**Prompt**
For the string "label", report how many lines in the records below contain it, and nothing more.

**Extracted material**
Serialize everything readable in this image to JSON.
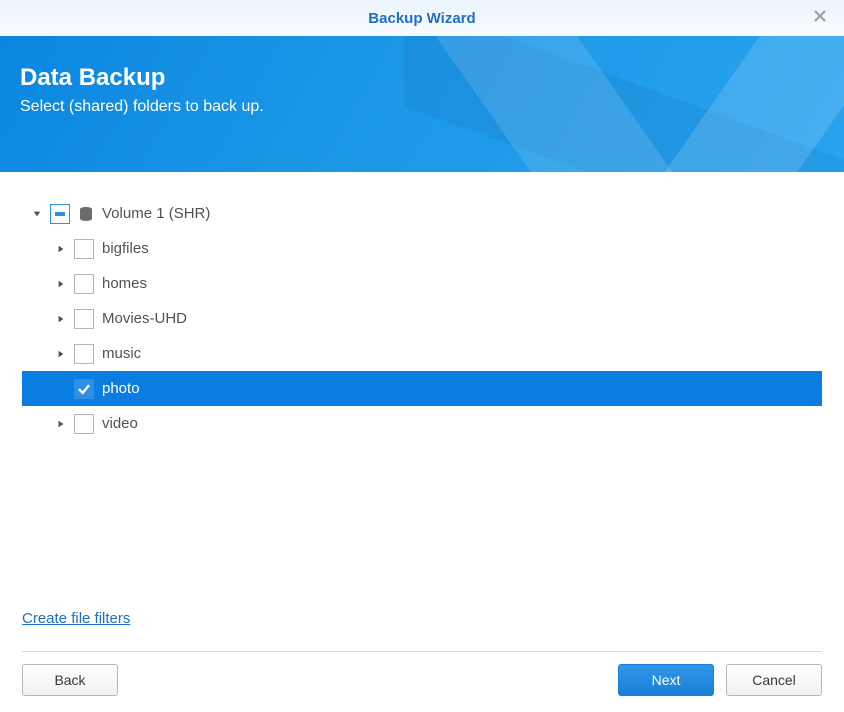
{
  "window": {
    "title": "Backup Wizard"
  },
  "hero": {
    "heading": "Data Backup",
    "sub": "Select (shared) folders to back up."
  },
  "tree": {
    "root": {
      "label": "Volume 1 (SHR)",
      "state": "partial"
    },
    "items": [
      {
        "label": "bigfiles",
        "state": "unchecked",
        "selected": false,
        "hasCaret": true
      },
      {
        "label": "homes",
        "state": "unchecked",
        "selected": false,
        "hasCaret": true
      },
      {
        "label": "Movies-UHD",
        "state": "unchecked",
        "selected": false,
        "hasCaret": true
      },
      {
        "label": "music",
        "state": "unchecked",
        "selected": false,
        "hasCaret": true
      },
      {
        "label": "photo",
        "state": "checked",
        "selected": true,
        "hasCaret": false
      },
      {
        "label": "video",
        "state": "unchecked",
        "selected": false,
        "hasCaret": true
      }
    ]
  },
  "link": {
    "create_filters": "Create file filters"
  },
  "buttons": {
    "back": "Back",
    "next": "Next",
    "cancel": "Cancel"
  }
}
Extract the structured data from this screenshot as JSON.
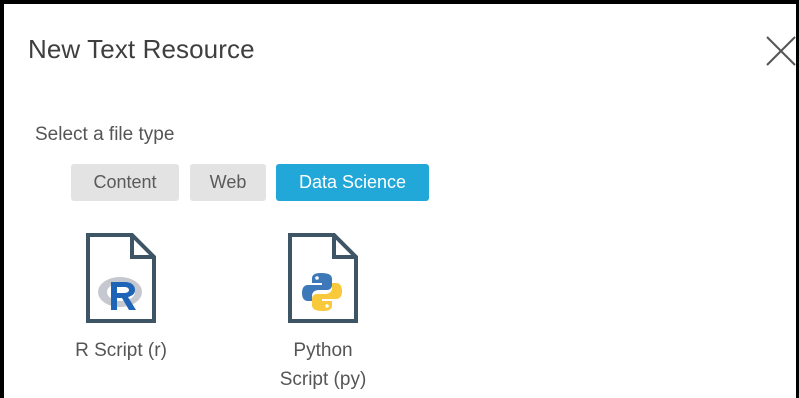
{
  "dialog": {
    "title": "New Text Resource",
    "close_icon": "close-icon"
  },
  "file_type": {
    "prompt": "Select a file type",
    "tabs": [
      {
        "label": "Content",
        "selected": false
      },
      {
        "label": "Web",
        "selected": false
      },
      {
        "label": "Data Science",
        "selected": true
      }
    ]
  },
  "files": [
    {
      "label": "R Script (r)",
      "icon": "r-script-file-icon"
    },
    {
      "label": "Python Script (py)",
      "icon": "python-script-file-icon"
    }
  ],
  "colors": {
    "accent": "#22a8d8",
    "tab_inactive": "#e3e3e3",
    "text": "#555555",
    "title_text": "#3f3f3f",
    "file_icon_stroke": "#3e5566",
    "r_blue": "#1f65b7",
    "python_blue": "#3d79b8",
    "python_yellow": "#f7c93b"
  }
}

**Expected answer**
12